#### PROBLEM TO SOLVE
Below are some records; find each line that carries the word "text" and copy it.

#####

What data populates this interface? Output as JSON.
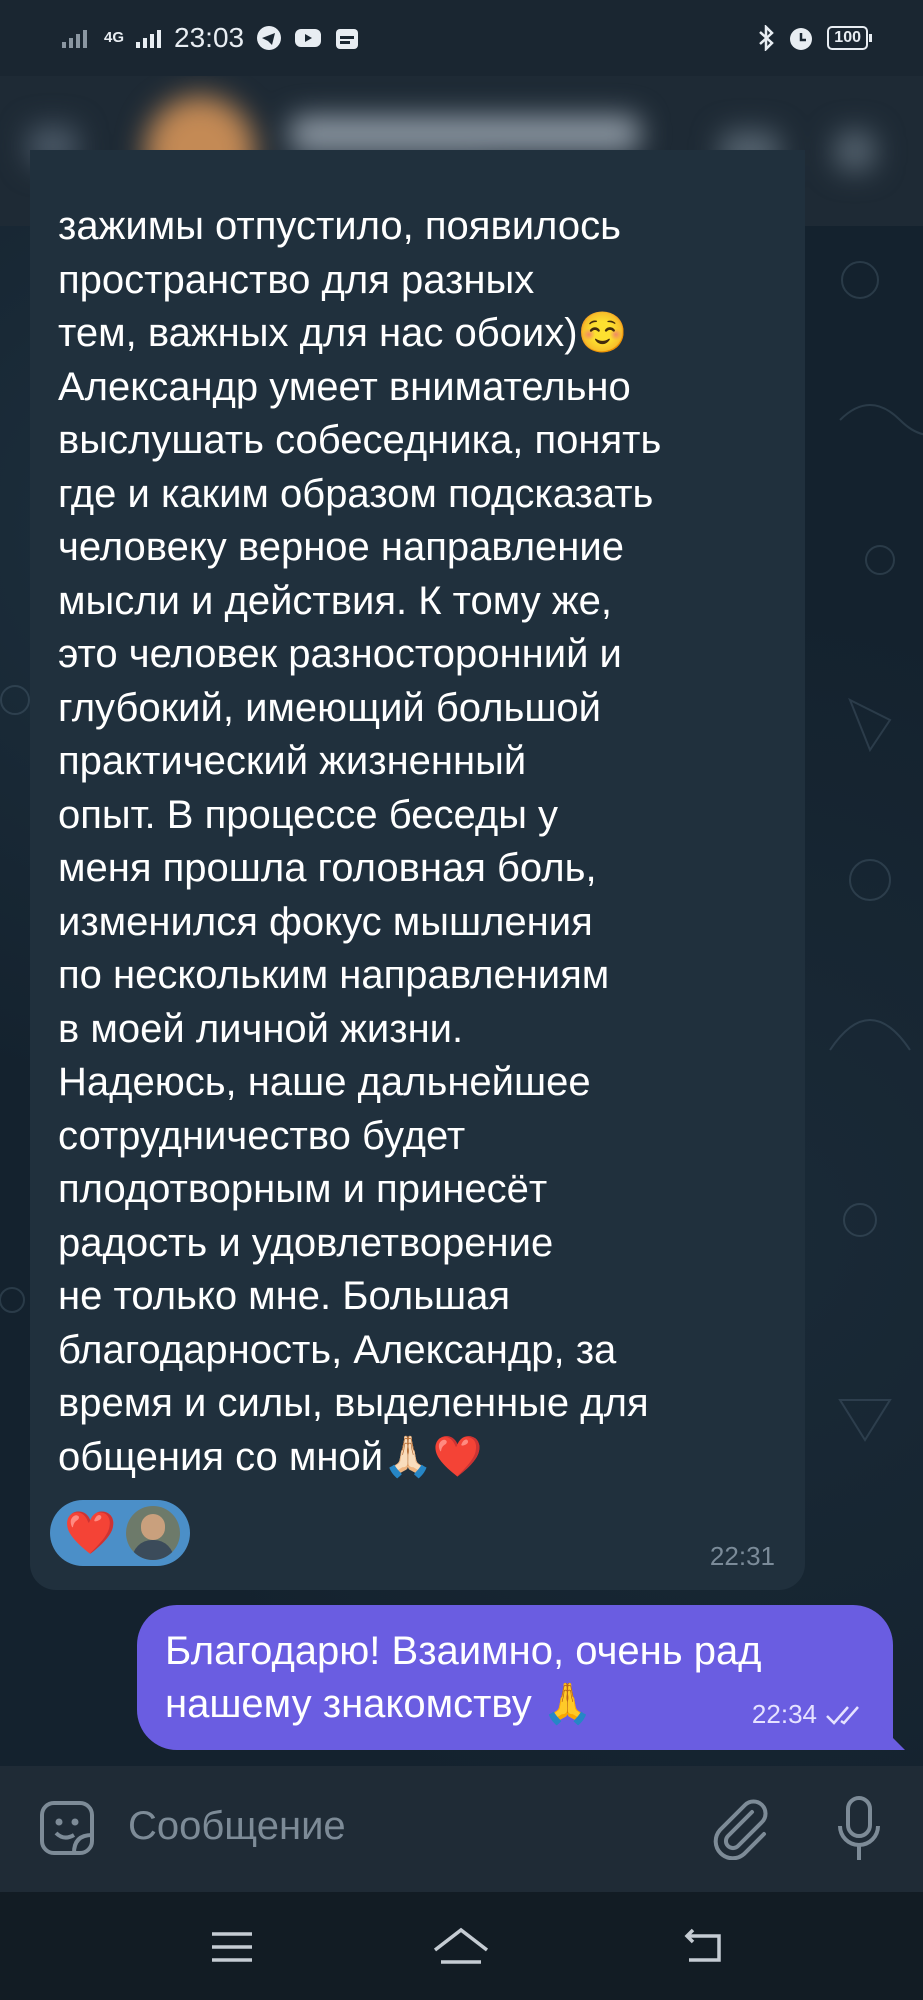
{
  "status_bar": {
    "network": "4G",
    "time": "23:03",
    "battery": "100"
  },
  "incoming_message": {
    "text": "зажимы отпустило, появилось\nпространство для разных\nтем, важных для нас обоих)☺️\nАлександр умеет внимательно\nвыслушать собеседника, понять\nгде и каким образом подсказать\nчеловеку верное направление\nмысли и действия. К тому же,\nэто человек разносторонний и\nглубокий, имеющий большой\nпрактический жизненный\nопыт. В процессе беседы у\nменя прошла головная боль,\nизменился фокус мышления\nпо нескольким направлениям\nв моей личной жизни.\nНадеюсь, наше дальнейшее\nсотрудничество будет\nплодотворным и принесёт\nрадость и удовлетворение\nне только мне. Большая\nблагодарность, Александр, за\nвремя и силы, выделенные для\nобщения со мной🙏🏻❤️",
    "reaction": "❤️",
    "time": "22:31"
  },
  "outgoing_message": {
    "text": "Благодарю! Взаимно, очень рад\nнашему знакомству 🙏",
    "time": "22:34",
    "status_icon": "double-check-icon"
  },
  "input": {
    "placeholder": "Сообщение"
  },
  "colors": {
    "incoming_bubble": "#20303d",
    "outgoing_bubble": "#6a5de1",
    "reaction_pill": "#4b8fc8"
  }
}
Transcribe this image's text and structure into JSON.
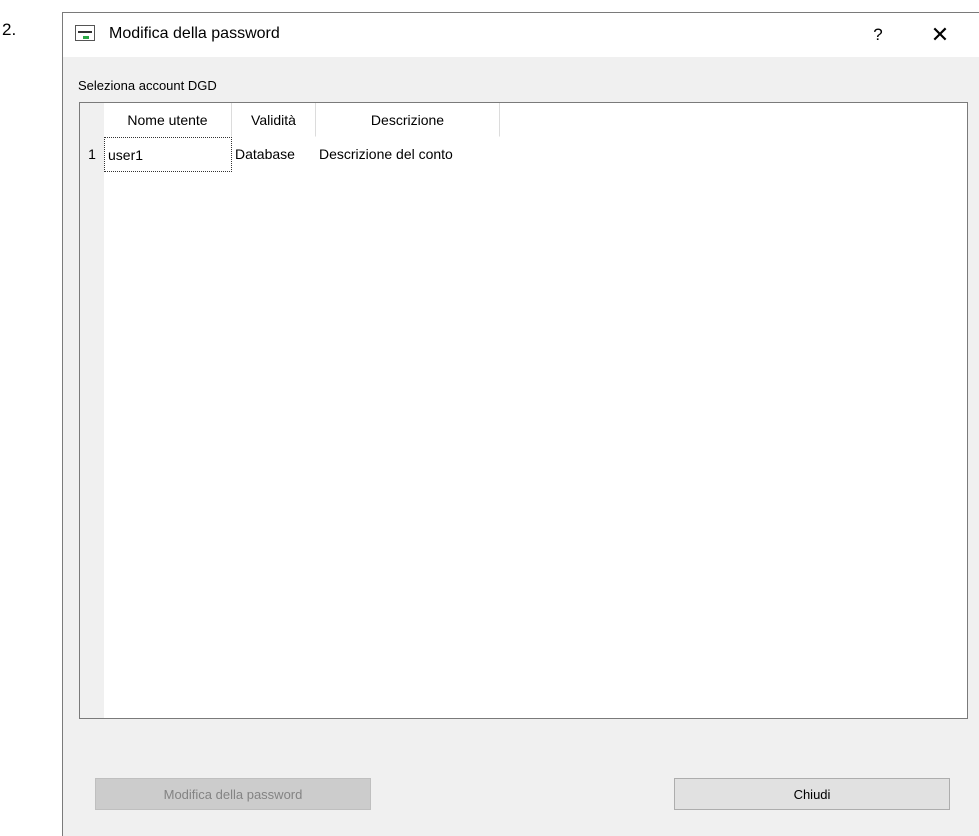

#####

#### COMPLETED TASK
    "text": "зажимы отпустило, появилось\nпространство для разных\nтем, важных для нас обоих)☺️\nАлександр умеет внимательно\nвыслушать собеседника, понять\nгде и каким образом подсказать\nчеловеку верное направление\nмысли и действия. К тому же,\nэто человек разносторонний и\nглубокий, имеющий большой\nпрактический жизненный\nопыт. В процессе беседы у\nменя прошла головная боль,\nизменился фокус мышления\nпо нескольким направлениям\nв моей личной жизни.\nНадеюсь, наше дальнейшее\nсотрудничество будет\nплодотворным и принесёт\nрадость и удовлетворение\nне только мне. Большая\nблагодарность, Александр, за\nвремя и силы, выделенные для\nобщения со мной🙏🏻❤️",
    "text": "Благодарю! Взаимно, очень рад\nнашему знакомству 🙏",
Transcribe this image's text and structure into JSON.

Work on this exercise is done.